Dataset records =>

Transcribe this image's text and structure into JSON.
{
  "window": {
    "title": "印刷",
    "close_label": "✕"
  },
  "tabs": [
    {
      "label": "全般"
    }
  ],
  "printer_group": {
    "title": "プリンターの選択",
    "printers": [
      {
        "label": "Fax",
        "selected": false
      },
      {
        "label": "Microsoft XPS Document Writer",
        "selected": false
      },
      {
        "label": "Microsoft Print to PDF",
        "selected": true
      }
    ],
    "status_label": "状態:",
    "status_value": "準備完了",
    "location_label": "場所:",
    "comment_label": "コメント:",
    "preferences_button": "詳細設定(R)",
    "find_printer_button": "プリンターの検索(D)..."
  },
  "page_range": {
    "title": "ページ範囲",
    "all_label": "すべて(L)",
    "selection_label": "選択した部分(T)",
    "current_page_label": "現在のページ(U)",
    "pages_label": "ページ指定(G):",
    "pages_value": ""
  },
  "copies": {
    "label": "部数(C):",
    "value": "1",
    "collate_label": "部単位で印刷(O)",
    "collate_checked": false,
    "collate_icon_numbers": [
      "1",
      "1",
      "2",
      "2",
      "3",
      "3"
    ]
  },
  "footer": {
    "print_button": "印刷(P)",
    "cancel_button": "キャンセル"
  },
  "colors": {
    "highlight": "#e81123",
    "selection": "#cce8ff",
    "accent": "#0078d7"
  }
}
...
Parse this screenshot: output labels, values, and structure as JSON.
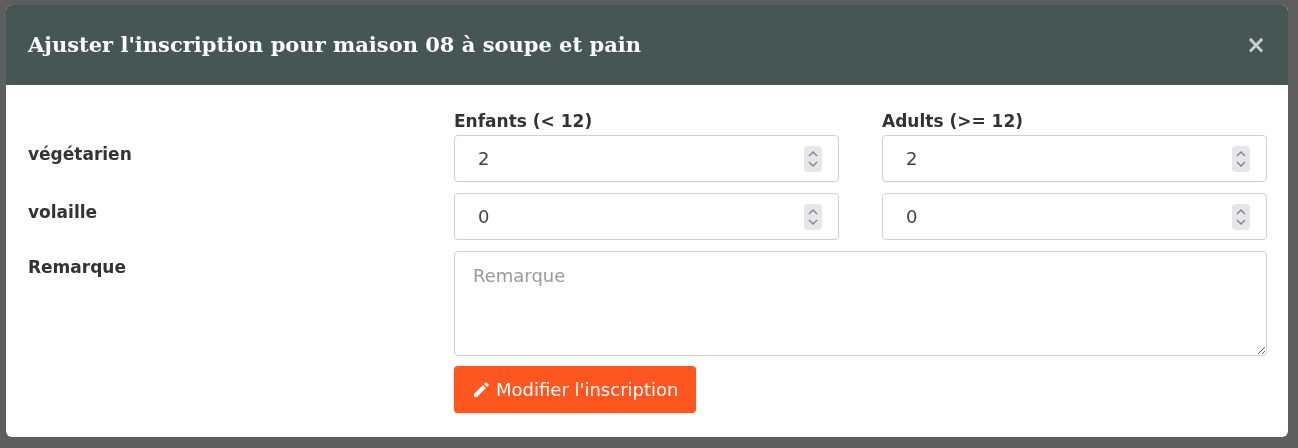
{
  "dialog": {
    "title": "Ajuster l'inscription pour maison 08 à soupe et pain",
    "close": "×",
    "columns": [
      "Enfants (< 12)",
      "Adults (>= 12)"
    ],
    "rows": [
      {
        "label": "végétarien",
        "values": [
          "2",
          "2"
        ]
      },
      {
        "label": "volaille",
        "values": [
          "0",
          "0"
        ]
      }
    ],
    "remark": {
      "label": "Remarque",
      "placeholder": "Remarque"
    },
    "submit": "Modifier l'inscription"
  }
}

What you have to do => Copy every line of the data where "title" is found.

Reply =>
    "title": "印刷",
    "title": "プリンターの選択",
    "title": "ページ範囲",
    "title": "Ajuster l'inscription pour maison 08 à soupe et pain",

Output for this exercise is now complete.